● Records provided:
□ □ □ □
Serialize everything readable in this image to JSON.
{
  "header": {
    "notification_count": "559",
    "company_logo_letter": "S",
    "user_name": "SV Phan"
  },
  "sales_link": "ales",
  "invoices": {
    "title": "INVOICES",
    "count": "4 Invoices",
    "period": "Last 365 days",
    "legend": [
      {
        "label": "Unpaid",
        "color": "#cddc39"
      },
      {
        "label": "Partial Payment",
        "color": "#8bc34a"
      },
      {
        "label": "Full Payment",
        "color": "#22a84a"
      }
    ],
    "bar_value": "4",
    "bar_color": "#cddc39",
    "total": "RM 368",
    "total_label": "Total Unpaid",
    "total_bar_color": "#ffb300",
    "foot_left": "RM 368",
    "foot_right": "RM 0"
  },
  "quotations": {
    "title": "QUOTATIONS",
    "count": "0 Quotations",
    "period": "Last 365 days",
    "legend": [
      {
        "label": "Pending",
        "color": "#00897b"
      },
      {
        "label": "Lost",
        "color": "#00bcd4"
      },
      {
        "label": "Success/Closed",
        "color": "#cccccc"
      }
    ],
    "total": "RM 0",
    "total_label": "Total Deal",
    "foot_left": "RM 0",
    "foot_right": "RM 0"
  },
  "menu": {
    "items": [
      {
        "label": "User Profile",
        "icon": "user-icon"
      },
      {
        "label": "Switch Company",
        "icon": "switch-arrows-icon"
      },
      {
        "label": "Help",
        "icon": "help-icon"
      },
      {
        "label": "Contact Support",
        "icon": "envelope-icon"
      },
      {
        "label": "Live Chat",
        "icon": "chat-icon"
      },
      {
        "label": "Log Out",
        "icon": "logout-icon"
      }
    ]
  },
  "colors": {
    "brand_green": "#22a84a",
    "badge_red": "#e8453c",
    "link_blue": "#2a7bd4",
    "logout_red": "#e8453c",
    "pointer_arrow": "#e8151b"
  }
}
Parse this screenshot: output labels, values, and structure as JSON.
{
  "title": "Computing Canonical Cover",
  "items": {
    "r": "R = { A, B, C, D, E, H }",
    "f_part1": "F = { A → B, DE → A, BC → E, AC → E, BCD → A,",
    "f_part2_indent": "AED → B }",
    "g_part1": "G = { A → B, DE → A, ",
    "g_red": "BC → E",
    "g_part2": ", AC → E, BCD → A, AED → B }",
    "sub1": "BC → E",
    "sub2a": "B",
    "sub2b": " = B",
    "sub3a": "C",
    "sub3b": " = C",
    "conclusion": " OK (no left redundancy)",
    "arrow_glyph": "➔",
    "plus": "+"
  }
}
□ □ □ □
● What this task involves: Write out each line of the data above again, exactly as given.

● Answer to the exercise:
Serialize everything readable in this image to JSON.
{
  "header": {
    "notification_count": "559",
    "company_logo_letter": "S",
    "user_name": "SV Phan"
  },
  "sales_link": "ales",
  "invoices": {
    "title": "INVOICES",
    "count": "4 Invoices",
    "period": "Last 365 days",
    "legend": [
      {
        "label": "Unpaid",
        "color": "#cddc39"
      },
      {
        "label": "Partial Payment",
        "color": "#8bc34a"
      },
      {
        "label": "Full Payment",
        "color": "#22a84a"
      }
    ],
    "bar_value": "4",
    "bar_color": "#cddc39",
    "total": "RM 368",
    "total_label": "Total Unpaid",
    "total_bar_color": "#ffb300",
    "foot_left": "RM 368",
    "foot_right": "RM 0"
  },
  "quotations": {
    "title": "QUOTATIONS",
    "count": "0 Quotations",
    "period": "Last 365 days",
    "legend": [
      {
        "label": "Pending",
        "color": "#00897b"
      },
      {
        "label": "Lost",
        "color": "#00bcd4"
      },
      {
        "label": "Success/Closed",
        "color": "#cccccc"
      }
    ],
    "total": "RM 0",
    "total_label": "Total Deal",
    "foot_left": "RM 0",
    "foot_right": "RM 0"
  },
  "menu": {
    "items": [
      {
        "label": "User Profile",
        "icon": "user-icon"
      },
      {
        "label": "Switch Company",
        "icon": "switch-arrows-icon"
      },
      {
        "label": "Help",
        "icon": "help-icon"
      },
      {
        "label": "Contact Support",
        "icon": "envelope-icon"
      },
      {
        "label": "Live Chat",
        "icon": "chat-icon"
      },
      {
        "label": "Log Out",
        "icon": "logout-icon"
      }
    ]
  },
  "colors": {
    "brand_green": "#22a84a",
    "badge_red": "#e8453c",
    "link_blue": "#2a7bd4",
    "logout_red": "#e8453c",
    "pointer_arrow": "#e8151b"
  }
}
Parse this screenshot: output labels, values, and structure as JSON.
{
  "title": "Computing Canonical Cover",
  "items": {
    "r": "R = { A, B, C, D, E, H }",
    "f_part1": "F = { A → B, DE → A, BC → E, AC → E, BCD → A,",
    "f_part2_indent": "AED → B }",
    "g_part1": "G = { A → B, DE → A, ",
    "g_red": "BC → E",
    "g_part2": ", AC → E, BCD → A, AED → B }",
    "sub1": "BC → E",
    "sub2a": "B",
    "sub2b": " = B",
    "sub3a": "C",
    "sub3b": " = C",
    "conclusion": " OK (no left redundancy)",
    "arrow_glyph": "➔",
    "plus": "+"
  }
}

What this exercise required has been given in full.